This new chapel represents a shift in the Church’s approach to building in Africa. Its “four poster” design has shifted away from the standard church building plan and is designed to fit local needs. The main meeting space will be covered by a roof and bounded by a low wall but not completely enclosed. The floor will be pavers in cement. The adjacent bamboo grove will continue to be a place for church life. This new chapel costs much less money to build, will not look ostentatious or foreign, and will accomplish everything that the local unit needs a building to do.
This little building is a big story. Not only does it show Mormonism’s increasing ability to adapt to local conditions worldwide, but it is also a sort of a case study illustrating how the global Church changes and adapts to meet the needs of an increasingly diverse membership. First, people on the ground noticed how the existing “standard plan” was not meeting specific needs. Second, in a spirit of stewardship and responsibility, people on the ground identified the problem to church administrators who were in a position to do something about it. Third, armed with this important local knowledge, church administrators very sensibly adapted the policy, coming up with a new approach that matched the resources of the Church with the needs of the Saints.
As is the case with any large organization, we would be delusional if we expected this process to take place quickly. That’s the nature of large organizations, alas.
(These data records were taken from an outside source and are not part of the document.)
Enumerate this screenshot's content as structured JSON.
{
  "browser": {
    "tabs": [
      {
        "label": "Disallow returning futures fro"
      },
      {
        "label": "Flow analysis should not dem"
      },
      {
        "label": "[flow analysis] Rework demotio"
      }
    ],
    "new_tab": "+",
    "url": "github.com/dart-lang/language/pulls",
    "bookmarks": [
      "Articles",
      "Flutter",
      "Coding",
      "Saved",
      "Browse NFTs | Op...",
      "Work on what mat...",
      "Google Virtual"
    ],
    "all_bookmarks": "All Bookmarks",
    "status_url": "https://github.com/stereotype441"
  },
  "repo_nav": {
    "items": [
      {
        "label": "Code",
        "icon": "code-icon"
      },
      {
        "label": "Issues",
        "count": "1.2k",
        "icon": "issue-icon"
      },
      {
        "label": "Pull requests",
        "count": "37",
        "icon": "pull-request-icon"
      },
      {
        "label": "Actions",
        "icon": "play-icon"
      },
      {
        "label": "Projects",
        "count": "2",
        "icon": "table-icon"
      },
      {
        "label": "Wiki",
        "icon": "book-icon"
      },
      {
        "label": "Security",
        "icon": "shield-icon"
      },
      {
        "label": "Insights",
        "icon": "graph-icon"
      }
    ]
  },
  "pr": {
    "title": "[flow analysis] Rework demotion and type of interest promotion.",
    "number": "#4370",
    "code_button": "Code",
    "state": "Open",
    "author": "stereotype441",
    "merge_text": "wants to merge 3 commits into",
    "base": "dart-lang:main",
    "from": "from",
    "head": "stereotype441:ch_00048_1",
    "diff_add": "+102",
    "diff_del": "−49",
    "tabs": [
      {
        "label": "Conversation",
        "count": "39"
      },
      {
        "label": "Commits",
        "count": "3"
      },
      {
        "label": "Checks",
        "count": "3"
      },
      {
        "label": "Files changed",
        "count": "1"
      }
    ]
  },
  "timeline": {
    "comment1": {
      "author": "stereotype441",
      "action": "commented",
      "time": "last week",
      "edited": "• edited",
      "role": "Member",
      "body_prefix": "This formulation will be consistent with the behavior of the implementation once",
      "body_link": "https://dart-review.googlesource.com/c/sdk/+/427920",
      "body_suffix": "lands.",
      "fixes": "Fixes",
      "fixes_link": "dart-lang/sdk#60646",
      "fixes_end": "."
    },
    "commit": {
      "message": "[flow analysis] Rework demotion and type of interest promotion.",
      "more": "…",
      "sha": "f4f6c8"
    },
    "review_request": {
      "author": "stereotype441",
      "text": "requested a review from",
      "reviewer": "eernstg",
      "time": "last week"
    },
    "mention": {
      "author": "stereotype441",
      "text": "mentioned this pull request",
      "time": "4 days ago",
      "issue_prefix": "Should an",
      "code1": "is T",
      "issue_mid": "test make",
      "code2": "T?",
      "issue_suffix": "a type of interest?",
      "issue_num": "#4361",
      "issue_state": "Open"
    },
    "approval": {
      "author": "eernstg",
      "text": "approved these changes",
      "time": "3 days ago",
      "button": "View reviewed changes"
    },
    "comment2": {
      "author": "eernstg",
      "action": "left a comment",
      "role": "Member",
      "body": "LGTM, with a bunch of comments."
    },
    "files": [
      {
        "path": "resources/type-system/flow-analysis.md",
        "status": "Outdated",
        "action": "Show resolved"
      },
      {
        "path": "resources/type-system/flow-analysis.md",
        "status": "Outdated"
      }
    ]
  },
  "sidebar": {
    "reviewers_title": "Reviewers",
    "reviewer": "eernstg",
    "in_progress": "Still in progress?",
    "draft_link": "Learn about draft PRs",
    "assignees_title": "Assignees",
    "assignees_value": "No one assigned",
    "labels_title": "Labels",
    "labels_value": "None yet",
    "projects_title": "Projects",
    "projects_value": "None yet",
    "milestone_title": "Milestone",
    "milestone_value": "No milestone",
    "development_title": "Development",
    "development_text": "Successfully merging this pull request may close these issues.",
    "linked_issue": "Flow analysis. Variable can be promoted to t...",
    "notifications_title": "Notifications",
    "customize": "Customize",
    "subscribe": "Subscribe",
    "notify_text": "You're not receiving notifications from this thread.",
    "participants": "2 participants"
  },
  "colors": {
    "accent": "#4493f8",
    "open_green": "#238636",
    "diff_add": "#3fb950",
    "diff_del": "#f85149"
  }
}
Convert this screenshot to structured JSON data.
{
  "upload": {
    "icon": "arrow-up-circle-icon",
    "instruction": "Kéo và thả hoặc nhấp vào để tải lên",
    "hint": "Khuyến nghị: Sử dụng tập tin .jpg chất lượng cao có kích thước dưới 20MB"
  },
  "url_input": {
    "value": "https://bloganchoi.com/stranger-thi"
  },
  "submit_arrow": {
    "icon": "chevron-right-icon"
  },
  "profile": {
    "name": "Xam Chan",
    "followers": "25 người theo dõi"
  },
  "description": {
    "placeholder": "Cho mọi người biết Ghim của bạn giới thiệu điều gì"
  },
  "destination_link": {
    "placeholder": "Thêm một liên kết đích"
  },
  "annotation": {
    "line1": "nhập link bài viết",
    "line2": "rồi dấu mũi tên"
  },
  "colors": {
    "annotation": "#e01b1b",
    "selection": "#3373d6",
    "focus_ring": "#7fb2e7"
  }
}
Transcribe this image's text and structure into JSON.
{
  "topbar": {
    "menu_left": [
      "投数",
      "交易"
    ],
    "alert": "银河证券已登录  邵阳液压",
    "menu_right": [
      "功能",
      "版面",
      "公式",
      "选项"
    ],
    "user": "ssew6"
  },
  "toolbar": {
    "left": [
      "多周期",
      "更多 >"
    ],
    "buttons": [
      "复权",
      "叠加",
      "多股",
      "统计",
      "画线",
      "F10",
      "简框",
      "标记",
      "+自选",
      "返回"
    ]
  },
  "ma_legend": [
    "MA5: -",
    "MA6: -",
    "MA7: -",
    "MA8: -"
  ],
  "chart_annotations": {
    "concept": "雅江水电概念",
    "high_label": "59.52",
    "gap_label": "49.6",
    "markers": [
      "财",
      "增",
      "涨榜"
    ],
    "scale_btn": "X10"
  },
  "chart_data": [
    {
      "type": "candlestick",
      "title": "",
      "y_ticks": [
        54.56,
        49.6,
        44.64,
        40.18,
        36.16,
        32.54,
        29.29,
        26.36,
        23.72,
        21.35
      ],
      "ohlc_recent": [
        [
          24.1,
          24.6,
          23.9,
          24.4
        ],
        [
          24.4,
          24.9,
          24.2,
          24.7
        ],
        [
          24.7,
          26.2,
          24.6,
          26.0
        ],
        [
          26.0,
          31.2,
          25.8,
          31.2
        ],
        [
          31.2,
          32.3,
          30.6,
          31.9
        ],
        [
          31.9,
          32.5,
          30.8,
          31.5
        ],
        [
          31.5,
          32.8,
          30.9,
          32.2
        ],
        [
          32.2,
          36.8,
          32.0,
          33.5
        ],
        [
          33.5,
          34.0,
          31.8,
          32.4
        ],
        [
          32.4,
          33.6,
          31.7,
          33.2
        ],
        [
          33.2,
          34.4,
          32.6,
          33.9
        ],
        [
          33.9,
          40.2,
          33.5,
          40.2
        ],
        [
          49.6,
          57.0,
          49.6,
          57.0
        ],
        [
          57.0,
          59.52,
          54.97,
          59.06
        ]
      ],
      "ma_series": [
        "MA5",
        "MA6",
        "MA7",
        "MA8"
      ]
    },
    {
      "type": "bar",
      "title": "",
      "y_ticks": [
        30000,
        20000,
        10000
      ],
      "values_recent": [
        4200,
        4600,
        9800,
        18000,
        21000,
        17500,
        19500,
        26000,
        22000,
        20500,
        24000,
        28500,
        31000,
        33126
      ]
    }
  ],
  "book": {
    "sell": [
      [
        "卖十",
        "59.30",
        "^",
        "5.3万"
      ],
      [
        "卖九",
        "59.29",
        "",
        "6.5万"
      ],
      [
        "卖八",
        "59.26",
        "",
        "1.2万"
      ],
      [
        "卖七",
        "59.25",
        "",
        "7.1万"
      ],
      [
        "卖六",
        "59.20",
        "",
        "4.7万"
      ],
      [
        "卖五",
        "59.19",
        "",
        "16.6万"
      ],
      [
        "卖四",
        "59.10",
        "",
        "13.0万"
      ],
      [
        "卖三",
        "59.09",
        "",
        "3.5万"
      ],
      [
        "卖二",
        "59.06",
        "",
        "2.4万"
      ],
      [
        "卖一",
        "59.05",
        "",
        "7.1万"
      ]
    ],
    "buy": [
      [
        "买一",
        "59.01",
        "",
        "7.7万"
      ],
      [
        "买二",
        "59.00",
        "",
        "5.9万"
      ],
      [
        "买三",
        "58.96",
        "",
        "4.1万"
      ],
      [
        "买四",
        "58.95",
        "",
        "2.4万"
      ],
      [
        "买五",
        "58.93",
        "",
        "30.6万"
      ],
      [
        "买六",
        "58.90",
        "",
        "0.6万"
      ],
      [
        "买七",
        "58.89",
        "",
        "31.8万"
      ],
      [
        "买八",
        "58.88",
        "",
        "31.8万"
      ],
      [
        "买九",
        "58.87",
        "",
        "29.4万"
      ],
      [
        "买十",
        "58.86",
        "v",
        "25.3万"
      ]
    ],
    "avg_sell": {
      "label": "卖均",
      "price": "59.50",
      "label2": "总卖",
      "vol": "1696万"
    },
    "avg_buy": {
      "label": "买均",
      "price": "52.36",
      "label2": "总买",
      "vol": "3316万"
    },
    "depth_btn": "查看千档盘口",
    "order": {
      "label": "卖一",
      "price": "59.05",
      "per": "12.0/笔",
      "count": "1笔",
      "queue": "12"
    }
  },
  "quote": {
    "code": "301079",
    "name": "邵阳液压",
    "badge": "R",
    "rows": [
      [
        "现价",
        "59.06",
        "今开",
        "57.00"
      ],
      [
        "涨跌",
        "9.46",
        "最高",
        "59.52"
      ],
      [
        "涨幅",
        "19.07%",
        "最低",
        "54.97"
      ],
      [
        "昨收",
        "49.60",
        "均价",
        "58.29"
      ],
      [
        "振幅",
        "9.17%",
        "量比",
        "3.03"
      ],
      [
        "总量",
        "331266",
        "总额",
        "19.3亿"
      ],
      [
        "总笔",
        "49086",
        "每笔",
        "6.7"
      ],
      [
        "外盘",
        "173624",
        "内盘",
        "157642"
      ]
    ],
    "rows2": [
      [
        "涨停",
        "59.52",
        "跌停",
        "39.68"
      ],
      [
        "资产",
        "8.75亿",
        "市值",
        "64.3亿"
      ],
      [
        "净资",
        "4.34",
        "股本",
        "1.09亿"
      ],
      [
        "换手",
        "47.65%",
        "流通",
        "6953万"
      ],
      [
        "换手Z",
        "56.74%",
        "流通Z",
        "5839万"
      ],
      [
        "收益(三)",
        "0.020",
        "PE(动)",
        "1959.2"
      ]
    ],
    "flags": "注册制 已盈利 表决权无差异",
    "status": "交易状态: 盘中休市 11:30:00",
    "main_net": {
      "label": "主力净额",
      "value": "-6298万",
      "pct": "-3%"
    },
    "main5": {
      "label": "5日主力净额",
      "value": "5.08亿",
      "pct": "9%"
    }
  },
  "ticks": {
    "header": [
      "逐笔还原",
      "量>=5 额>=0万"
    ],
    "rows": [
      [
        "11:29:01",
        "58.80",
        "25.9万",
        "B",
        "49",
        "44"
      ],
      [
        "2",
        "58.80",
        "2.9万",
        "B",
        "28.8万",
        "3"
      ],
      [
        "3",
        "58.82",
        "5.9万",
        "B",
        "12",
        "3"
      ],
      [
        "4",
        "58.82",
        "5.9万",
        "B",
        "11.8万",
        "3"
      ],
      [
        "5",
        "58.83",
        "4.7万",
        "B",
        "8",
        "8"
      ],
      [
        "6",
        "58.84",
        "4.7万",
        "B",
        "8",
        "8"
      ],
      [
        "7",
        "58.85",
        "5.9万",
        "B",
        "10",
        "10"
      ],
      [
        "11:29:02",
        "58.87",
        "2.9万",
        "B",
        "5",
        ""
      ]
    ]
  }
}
The key thing to grasp about this “Tale of Two Chapels” is that this inspired adaptation never would have taken place were it not for the considerable initiative of local people on the ground. We can expect that high church leaders will rely on good judgment and divine revelation to make decisions, but it would be unfair to expect them to be telepathic and omnipresent. This is why visiting teachers and home teachers are so important within a ward’s organizational structure. They are the bishop’s eyes and ears on the ground, keeping in touch with individual families and making him aware of any special needs. Grassroots activity in terms of problem-spotting-and-solving can only improve the process of building Zion.
At General Conference in April 2014, Elder Uchtdorf reminded us that the Restoration of the gospel is not something that is complete and already behind us. “Restoration is an ongoing process; we are living in it right now,” he said. “It includes ‘all that God has revealed, all that He does now reveal,’ and the ‘many great and important things’ that ‘He will yet reveal.’”
In the 21st century, change in the Church is not something to be feared, but something to be sensibly expected and facilitated. It is both a bottom-up and top-down process. It is also a horizontal process. When it comes to inspiration, Mormons are accustomed to looking up, but I suggest that we should also look around.